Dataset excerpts
------------------------------------------------------------------------

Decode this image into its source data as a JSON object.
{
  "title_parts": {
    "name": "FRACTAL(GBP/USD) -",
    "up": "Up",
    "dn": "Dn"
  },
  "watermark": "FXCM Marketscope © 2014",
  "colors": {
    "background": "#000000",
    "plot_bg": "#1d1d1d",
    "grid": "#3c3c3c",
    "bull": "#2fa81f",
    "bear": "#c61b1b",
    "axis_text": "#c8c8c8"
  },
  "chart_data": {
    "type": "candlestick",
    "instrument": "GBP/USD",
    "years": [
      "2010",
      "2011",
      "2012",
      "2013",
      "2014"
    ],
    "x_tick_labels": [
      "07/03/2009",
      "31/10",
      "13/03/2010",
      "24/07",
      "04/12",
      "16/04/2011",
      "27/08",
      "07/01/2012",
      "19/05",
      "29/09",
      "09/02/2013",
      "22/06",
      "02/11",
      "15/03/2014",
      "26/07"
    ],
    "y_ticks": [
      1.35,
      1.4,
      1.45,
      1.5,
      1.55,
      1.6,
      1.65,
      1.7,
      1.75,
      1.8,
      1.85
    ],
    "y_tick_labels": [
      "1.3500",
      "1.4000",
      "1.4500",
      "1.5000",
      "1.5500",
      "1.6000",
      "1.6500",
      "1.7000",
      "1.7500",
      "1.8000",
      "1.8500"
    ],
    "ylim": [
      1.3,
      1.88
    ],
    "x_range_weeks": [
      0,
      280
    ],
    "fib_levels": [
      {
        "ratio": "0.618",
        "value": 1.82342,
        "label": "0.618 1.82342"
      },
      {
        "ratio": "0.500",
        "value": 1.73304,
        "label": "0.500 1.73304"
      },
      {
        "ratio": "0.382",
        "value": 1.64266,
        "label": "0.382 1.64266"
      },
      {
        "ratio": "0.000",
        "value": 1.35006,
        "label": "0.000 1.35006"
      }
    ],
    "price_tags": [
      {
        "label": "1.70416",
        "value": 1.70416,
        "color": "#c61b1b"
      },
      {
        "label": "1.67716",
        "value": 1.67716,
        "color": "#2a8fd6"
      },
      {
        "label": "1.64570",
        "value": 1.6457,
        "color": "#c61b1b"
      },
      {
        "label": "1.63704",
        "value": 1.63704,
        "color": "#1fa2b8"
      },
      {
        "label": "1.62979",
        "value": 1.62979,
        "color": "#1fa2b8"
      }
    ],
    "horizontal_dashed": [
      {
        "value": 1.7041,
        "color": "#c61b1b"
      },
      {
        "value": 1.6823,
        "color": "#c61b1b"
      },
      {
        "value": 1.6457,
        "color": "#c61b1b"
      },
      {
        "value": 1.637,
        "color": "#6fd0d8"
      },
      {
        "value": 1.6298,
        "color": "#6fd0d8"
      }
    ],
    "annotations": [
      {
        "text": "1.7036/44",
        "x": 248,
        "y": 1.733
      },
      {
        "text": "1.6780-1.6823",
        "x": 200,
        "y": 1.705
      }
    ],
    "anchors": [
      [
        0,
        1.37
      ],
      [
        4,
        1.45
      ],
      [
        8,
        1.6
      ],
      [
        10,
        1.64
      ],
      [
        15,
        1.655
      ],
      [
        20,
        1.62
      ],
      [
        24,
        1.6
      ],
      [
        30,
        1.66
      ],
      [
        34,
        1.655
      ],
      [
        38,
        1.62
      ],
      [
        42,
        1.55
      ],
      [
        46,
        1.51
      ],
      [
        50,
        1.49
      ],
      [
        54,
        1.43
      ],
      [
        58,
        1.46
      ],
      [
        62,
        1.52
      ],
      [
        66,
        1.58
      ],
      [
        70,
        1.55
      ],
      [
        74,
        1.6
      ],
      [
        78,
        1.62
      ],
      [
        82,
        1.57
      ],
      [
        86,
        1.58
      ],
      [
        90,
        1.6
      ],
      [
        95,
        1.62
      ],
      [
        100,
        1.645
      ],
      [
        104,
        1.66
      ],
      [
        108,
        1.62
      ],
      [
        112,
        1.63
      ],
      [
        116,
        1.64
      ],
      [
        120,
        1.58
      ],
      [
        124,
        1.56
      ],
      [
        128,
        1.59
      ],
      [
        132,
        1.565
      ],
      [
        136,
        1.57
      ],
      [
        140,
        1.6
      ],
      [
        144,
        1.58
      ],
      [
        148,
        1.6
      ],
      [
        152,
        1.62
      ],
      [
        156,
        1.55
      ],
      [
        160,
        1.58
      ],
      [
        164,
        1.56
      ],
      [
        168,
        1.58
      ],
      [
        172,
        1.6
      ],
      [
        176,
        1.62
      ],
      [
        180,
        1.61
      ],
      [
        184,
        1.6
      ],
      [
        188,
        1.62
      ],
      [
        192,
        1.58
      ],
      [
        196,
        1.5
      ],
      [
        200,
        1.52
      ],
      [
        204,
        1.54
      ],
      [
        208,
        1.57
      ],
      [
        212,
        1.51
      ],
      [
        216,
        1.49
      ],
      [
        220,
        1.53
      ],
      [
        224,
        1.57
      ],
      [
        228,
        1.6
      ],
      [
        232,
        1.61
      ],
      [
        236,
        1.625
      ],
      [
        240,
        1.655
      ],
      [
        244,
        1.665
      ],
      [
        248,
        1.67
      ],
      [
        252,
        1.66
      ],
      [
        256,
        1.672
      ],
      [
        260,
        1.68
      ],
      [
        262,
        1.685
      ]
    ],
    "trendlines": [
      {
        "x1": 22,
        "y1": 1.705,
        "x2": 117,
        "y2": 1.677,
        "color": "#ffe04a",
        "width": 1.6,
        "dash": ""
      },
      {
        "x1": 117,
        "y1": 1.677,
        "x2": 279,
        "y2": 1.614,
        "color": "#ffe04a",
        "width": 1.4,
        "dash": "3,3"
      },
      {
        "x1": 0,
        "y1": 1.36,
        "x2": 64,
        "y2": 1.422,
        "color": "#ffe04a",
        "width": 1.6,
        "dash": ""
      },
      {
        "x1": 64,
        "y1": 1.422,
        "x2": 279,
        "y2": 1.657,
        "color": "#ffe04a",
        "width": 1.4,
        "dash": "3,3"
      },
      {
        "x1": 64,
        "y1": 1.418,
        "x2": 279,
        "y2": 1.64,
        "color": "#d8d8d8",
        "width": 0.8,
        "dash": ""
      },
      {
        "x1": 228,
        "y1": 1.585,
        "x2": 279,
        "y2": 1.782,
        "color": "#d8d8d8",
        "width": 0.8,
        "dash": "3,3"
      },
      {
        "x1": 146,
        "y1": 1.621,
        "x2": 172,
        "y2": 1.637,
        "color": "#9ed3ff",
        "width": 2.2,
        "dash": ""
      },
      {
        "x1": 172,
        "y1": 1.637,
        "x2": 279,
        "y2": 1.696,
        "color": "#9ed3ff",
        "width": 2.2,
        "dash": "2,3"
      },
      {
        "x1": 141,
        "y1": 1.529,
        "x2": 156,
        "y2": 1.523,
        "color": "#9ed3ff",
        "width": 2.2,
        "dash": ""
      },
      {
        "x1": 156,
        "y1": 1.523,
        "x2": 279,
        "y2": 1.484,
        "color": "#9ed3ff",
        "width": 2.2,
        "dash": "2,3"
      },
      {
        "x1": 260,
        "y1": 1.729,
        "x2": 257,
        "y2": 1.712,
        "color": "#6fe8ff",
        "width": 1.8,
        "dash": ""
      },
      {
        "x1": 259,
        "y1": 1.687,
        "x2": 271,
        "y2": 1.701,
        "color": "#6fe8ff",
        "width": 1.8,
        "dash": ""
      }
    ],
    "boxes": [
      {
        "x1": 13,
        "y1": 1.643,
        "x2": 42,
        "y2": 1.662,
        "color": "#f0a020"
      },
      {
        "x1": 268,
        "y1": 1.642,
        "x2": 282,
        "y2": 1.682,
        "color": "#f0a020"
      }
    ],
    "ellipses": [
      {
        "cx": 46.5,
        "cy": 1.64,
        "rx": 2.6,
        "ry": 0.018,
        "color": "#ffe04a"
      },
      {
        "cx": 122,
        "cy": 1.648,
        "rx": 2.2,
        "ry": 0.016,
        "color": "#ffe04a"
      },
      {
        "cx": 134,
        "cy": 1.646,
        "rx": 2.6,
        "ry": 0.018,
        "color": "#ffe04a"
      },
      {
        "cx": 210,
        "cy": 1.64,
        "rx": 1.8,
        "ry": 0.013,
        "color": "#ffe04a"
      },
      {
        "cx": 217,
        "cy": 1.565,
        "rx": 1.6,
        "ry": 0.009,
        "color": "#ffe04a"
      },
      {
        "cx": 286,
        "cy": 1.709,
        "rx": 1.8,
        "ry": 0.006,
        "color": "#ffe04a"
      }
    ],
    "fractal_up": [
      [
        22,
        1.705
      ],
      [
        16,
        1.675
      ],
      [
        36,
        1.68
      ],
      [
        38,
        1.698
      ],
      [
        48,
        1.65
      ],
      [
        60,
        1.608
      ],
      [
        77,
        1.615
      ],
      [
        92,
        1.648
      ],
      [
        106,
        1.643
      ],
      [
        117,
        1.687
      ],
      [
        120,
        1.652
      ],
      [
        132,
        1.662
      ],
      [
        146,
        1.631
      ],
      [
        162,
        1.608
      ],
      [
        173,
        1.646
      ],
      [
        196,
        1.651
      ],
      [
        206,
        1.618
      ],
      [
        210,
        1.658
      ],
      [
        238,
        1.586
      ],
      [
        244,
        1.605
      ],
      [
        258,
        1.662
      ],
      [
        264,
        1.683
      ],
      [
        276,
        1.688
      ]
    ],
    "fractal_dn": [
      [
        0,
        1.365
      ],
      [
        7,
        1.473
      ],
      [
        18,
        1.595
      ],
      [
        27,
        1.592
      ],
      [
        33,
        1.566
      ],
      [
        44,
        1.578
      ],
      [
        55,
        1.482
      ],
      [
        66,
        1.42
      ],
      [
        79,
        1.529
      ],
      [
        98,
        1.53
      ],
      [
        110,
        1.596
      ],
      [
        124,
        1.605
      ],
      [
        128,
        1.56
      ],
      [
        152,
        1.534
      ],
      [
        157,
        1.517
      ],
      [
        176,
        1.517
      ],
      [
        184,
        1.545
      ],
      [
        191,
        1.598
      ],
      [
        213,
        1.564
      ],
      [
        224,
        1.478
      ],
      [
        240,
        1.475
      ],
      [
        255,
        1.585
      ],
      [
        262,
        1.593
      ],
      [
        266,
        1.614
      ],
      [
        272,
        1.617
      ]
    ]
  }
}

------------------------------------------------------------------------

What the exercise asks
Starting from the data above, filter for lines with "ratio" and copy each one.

Answer for this exercise
        "ratio": "0.618",
        "ratio": "0.500",
        "ratio": "0.382",
        "ratio": "0.000",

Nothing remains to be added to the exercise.